*WHAT IS EXPECTED*:
The listing below should be reproduced exactly, with the pictures omitted.
◇ ◇ ◇ ◇ ◇
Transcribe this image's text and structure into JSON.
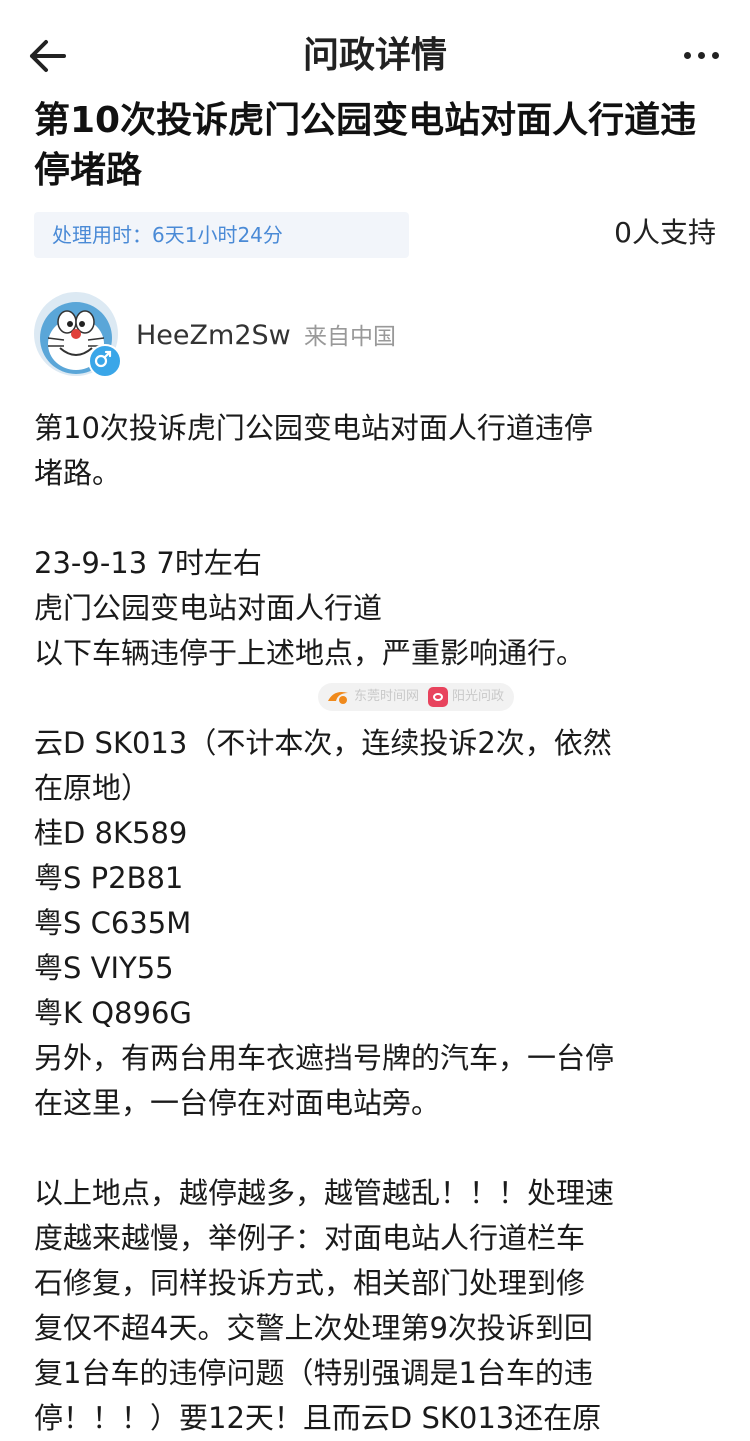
{
  "header": {
    "title": "问政详情",
    "back_icon": "arrow-left-icon",
    "more_icon": "more-horizontal-icon"
  },
  "post": {
    "headline": "第10次投诉虎门公园变电站对面人行道违停堵路",
    "processing_time_label": "处理用时：",
    "processing_time_value": "6天1小时24分",
    "support_count": "0人支持"
  },
  "author": {
    "name": "HeeZm2Sw",
    "origin": "来自中国",
    "gender_icon": "male-icon"
  },
  "watermark": {
    "text1": "东莞时间网",
    "text2": "阳光问政"
  },
  "body_lines": [
    "第10次投诉虎门公园变电站对面人行道违停",
    "堵路。",
    "",
    "23-9-13 7时左右",
    "虎门公园变电站对面人行道",
    "以下车辆违停于上述地点，严重影响通行。",
    "",
    "云D SK013（不计本次，连续投诉2次，依然",
    "在原地）",
    "桂D 8K589",
    "粤S P2B81",
    "粤S C635M",
    "粤S VIY55",
    "粤K Q896G",
    "另外，有两台用车衣遮挡号牌的汽车，一台停",
    "在这里，一台停在对面电站旁。",
    "",
    "以上地点，越停越多，越管越乱！！！处理速",
    "度越来越慢，举例子：对面电站人行道栏车",
    "石修复，同样投诉方式，相关部门处理到修",
    "复仅不超4天。交警上次处理第9次投诉到回",
    "复1台车的违停问题（特别强调是1台车的违",
    "停！！！）要12天！且而云D SK013还在原"
  ],
  "colors": {
    "accent_blue": "#4a8ad6",
    "badge_bg": "#f2f5fa",
    "gender_blue": "#3aa6e8"
  }
}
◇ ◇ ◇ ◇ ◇
*EXERCISE OUTPUT*:
Transcribe this image's text and structure into JSON.
{
  "header": {
    "title": "问政详情",
    "back_icon": "arrow-left-icon",
    "more_icon": "more-horizontal-icon"
  },
  "post": {
    "headline": "第10次投诉虎门公园变电站对面人行道违停堵路",
    "processing_time_label": "处理用时：",
    "processing_time_value": "6天1小时24分",
    "support_count": "0人支持"
  },
  "author": {
    "name": "HeeZm2Sw",
    "origin": "来自中国",
    "gender_icon": "male-icon"
  },
  "watermark": {
    "text1": "东莞时间网",
    "text2": "阳光问政"
  },
  "body_lines": [
    "第10次投诉虎门公园变电站对面人行道违停",
    "堵路。",
    "",
    "23-9-13 7时左右",
    "虎门公园变电站对面人行道",
    "以下车辆违停于上述地点，严重影响通行。",
    "",
    "云D SK013（不计本次，连续投诉2次，依然",
    "在原地）",
    "桂D 8K589",
    "粤S P2B81",
    "粤S C635M",
    "粤S VIY55",
    "粤K Q896G",
    "另外，有两台用车衣遮挡号牌的汽车，一台停",
    "在这里，一台停在对面电站旁。",
    "",
    "以上地点，越停越多，越管越乱！！！处理速",
    "度越来越慢，举例子：对面电站人行道栏车",
    "石修复，同样投诉方式，相关部门处理到修",
    "复仅不超4天。交警上次处理第9次投诉到回",
    "复1台车的违停问题（特别强调是1台车的违",
    "停！！！）要12天！且而云D SK013还在原"
  ],
  "colors": {
    "accent_blue": "#4a8ad6",
    "badge_bg": "#f2f5fa",
    "gender_blue": "#3aa6e8"
  }
}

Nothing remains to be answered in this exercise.